- Problem to work on
Repeat what the lines below say, word for word, and skip every image.
::: Supplied data
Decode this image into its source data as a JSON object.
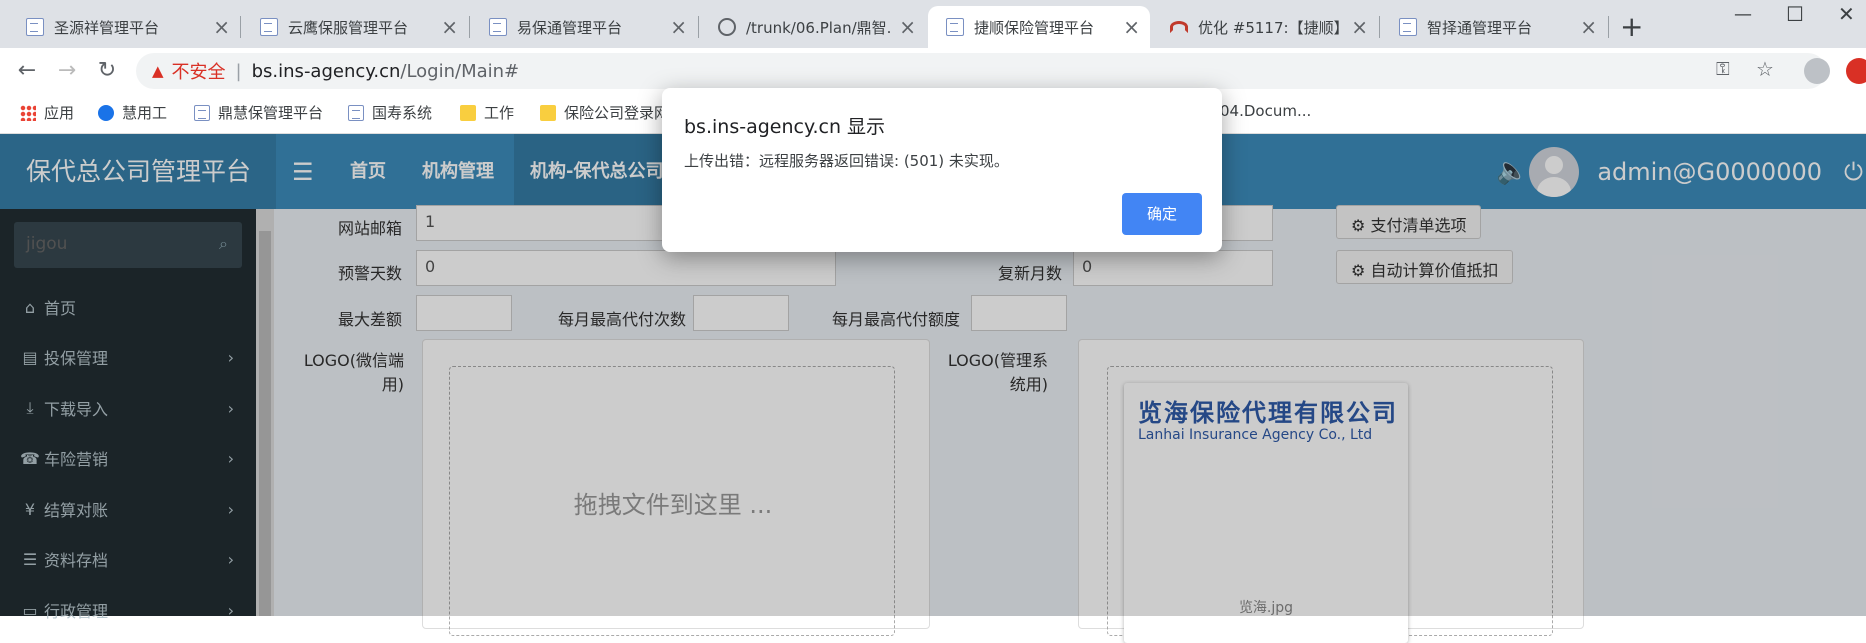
{
  "tabs": [
    {
      "label": "圣源祥管理平台"
    },
    {
      "label": "云鹰保服管理平台"
    },
    {
      "label": "易保通管理平台"
    },
    {
      "label": "/trunk/06.Plan/鼎智..."
    },
    {
      "label": "捷顺保险管理平台"
    },
    {
      "label": "优化 #5117:【捷顺】..."
    },
    {
      "label": "智择通管理平台"
    }
  ],
  "window_controls": {
    "minimize": "—",
    "maximize": "☐",
    "close": "✕",
    "new_tab": "+"
  },
  "address": {
    "not_secure": "不安全",
    "host": "bs.ins-agency.cn",
    "path": "/Login/Main#"
  },
  "bookmarks": [
    {
      "label": "应用"
    },
    {
      "label": "慧用工"
    },
    {
      "label": "鼎慧保管理平台"
    },
    {
      "label": "国寿系统"
    },
    {
      "label": "工作"
    },
    {
      "label": "保险公司登录网..."
    },
    {
      "label": "04.Docum..."
    }
  ],
  "app": {
    "brand": "保代总公司管理平台",
    "nav": [
      "首页",
      "机构管理",
      "机构-保代总公司"
    ],
    "user": "admin@G0000000"
  },
  "sidebar": {
    "search_placeholder": "jigou",
    "items": [
      {
        "label": "首页",
        "icon": "home-icon",
        "glyph": "⌂"
      },
      {
        "label": "投保管理",
        "icon": "file-icon",
        "glyph": "▤"
      },
      {
        "label": "下载导入",
        "icon": "download-icon",
        "glyph": "⤓"
      },
      {
        "label": "车险营销",
        "icon": "phone-icon",
        "glyph": "☎"
      },
      {
        "label": "结算对账",
        "icon": "yen-icon",
        "glyph": "¥"
      },
      {
        "label": "资料存档",
        "icon": "list-icon",
        "glyph": "☰"
      },
      {
        "label": "行政管理",
        "icon": "folder-icon",
        "glyph": "▭"
      }
    ]
  },
  "form": {
    "website_email_label": "网站邮箱",
    "website_email_value": "1",
    "warn_days_label": "预警天数",
    "warn_days_value": "0",
    "renew_months_label": "复新月数",
    "renew_months_value": "0",
    "max_diff_label": "最大差额",
    "max_diff_value": "",
    "monthly_max_times_label": "每月最高代付次数",
    "monthly_max_times_value": "",
    "monthly_max_amount_label": "每月最高代付额度",
    "monthly_max_amount_value": "",
    "pay_list_option_btn": "支付清单选项",
    "auto_calc_btn": "自动计算价值抵扣",
    "logo_wechat_label": "LOGO(微信端用)",
    "logo_admin_label": "LOGO(管理系统用)",
    "dropzone_text": "拖拽文件到这里 ...",
    "logo_company_cn": "览海保险代理有限公司",
    "logo_company_en": "Lanhai Insurance Agency Co., Ltd",
    "logo_filename": "览海.jpg"
  },
  "dialog": {
    "title": "bs.ins-agency.cn 显示",
    "message": "上传出错：远程服务器返回错误: (501) 未实现。",
    "ok": "确定"
  }
}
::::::
- Answer space
Decode this image into its source data as a JSON object.
{
  "tabs": [
    {
      "label": "圣源祥管理平台"
    },
    {
      "label": "云鹰保服管理平台"
    },
    {
      "label": "易保通管理平台"
    },
    {
      "label": "/trunk/06.Plan/鼎智..."
    },
    {
      "label": "捷顺保险管理平台"
    },
    {
      "label": "优化 #5117:【捷顺】..."
    },
    {
      "label": "智择通管理平台"
    }
  ],
  "window_controls": {
    "minimize": "—",
    "maximize": "☐",
    "close": "✕",
    "new_tab": "+"
  },
  "address": {
    "not_secure": "不安全",
    "host": "bs.ins-agency.cn",
    "path": "/Login/Main#"
  },
  "bookmarks": [
    {
      "label": "应用"
    },
    {
      "label": "慧用工"
    },
    {
      "label": "鼎慧保管理平台"
    },
    {
      "label": "国寿系统"
    },
    {
      "label": "工作"
    },
    {
      "label": "保险公司登录网..."
    },
    {
      "label": "04.Docum..."
    }
  ],
  "app": {
    "brand": "保代总公司管理平台",
    "nav": [
      "首页",
      "机构管理",
      "机构-保代总公司"
    ],
    "user": "admin@G0000000"
  },
  "sidebar": {
    "search_placeholder": "jigou",
    "items": [
      {
        "label": "首页",
        "icon": "home-icon",
        "glyph": "⌂"
      },
      {
        "label": "投保管理",
        "icon": "file-icon",
        "glyph": "▤"
      },
      {
        "label": "下载导入",
        "icon": "download-icon",
        "glyph": "⤓"
      },
      {
        "label": "车险营销",
        "icon": "phone-icon",
        "glyph": "☎"
      },
      {
        "label": "结算对账",
        "icon": "yen-icon",
        "glyph": "¥"
      },
      {
        "label": "资料存档",
        "icon": "list-icon",
        "glyph": "☰"
      },
      {
        "label": "行政管理",
        "icon": "folder-icon",
        "glyph": "▭"
      }
    ]
  },
  "form": {
    "website_email_label": "网站邮箱",
    "website_email_value": "1",
    "warn_days_label": "预警天数",
    "warn_days_value": "0",
    "renew_months_label": "复新月数",
    "renew_months_value": "0",
    "max_diff_label": "最大差额",
    "max_diff_value": "",
    "monthly_max_times_label": "每月最高代付次数",
    "monthly_max_times_value": "",
    "monthly_max_amount_label": "每月最高代付额度",
    "monthly_max_amount_value": "",
    "pay_list_option_btn": "支付清单选项",
    "auto_calc_btn": "自动计算价值抵扣",
    "logo_wechat_label": "LOGO(微信端用)",
    "logo_admin_label": "LOGO(管理系统用)",
    "dropzone_text": "拖拽文件到这里 ...",
    "logo_company_cn": "览海保险代理有限公司",
    "logo_company_en": "Lanhai Insurance Agency Co., Ltd",
    "logo_filename": "览海.jpg"
  },
  "dialog": {
    "title": "bs.ins-agency.cn 显示",
    "message": "上传出错：远程服务器返回错误: (501) 未实现。",
    "ok": "确定"
  }
}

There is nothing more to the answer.